  • Grigson noted that it was all out in front of them yesterday regarding the division, but now the Colts need to dig themselves out of a hole. He knows there are a lot of games left to be played and that the Colts can play with anyone they’ll face, and that they’ve always bounced back since Grigson and Pagano have been here. Now they’re going to have to do it again. He noted that they’ve dealt with adversity very well, and he expects them to do the same this time.
  • What’s the biggest issue for the Colts right now? Grigson said it’s easy and is staring everyone in the face: “it’s just not playing a full 60 minutes.” He said that someone even told him at halftime how good the Colts were doing and were lauding the performance, but all Grigson could think about was how it needed to be a full 60 minutes. He pointed out that the Colts have been on the other side of what happened [a comeback like that] and that Pagano believes in this team, and he does too.

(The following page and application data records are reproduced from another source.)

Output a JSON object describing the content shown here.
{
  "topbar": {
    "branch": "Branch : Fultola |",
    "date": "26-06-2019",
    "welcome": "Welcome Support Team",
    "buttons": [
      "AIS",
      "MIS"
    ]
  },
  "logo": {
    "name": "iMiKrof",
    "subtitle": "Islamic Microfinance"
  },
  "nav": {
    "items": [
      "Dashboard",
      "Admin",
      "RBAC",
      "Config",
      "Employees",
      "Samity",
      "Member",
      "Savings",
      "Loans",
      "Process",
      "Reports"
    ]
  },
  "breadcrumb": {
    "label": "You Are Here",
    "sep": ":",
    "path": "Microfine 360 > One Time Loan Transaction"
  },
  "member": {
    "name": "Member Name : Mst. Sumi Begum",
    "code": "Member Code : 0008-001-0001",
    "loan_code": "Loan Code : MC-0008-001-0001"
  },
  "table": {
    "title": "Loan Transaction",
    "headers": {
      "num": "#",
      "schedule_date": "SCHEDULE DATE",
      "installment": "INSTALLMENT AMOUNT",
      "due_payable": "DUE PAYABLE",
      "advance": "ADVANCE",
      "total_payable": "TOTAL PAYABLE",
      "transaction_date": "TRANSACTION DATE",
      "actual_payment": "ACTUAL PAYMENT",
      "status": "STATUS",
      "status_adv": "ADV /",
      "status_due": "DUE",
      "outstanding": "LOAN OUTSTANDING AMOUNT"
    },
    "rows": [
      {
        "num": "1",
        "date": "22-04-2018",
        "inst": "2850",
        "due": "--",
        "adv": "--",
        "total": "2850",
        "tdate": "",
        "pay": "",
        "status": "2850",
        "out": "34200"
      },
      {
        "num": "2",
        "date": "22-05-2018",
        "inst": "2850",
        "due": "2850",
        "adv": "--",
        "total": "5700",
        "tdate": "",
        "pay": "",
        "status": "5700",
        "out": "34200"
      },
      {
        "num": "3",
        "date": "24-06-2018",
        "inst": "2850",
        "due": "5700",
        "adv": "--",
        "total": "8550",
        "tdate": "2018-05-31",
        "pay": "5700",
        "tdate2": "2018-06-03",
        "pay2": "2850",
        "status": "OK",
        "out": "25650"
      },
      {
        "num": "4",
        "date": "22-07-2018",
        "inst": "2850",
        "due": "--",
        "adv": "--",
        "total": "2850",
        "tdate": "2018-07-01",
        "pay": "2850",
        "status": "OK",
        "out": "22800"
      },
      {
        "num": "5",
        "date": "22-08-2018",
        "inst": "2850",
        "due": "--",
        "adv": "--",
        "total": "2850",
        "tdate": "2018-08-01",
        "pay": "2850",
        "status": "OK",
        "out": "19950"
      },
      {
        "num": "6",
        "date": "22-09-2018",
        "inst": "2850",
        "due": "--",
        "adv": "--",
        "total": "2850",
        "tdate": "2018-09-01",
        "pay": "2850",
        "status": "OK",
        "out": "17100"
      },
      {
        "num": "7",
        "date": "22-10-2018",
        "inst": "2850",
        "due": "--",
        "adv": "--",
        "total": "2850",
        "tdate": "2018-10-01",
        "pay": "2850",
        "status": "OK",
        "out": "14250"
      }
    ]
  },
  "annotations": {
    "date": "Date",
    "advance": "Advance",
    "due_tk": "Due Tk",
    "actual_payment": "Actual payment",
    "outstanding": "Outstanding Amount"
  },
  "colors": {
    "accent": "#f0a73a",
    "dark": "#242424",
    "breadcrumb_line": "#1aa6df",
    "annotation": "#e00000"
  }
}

He brought up a Jim Irsay saying in that it’s a game of inches, but those inches can turn into miles. Something as simple as tackling or catching or not jumping offsides. Grigson said you can get into extraneous things like scheme, but it comes down to fundamentals. He says that has gotten them a lot this year, and that if they tackled better on Sunday they would have been in a much better position to win the game.
  • Asked whether the offense changed in the fourth quarter, Grigson said that they just didn’t finish, didn’t protect as well in the fourth quarter, and didn’t execute on either side of the ball. He said that it’s a lot simpler than a change in the offense.
  • He said that coaches have always talked about the momentum swings in a game, and the Colts saw it happen on Sunday and needed to stop it. Grigson said that the Colts always say that somebody needs to make a play, and they didn’t. But he said that they need to stay positive, that Pagano will help get it behind them in his team meeting, and that it doesn’t do them any good to carry this loss down to Tennessee and that they need to stay on task with their next opponent.
  • Asked whether the lack of physicality in training camp and preseason contributes to lack of fundamentals, Grigson said that any coach in the league will tell you that it contributes, but that at the end of the day he thinks it’s an excuse. He said that these guys know how to tackle, how to pursue, and things like that. It just comes down to fundamentals, and it’s up to the guys on the field to follow through with what Pagano and the coaches are preaching. They have no choice but to be better at it.
  • Lastly, Grigson said that the chance was there last week and the week before, and that with ten games left - a ton of football left - they have to take advantage of this time. He said that guys need to remember what it takes to win, have to finish, and have to execute. He said that the guys have to own the things that are said to them on a daily basis so that they can start getting more games in the win column.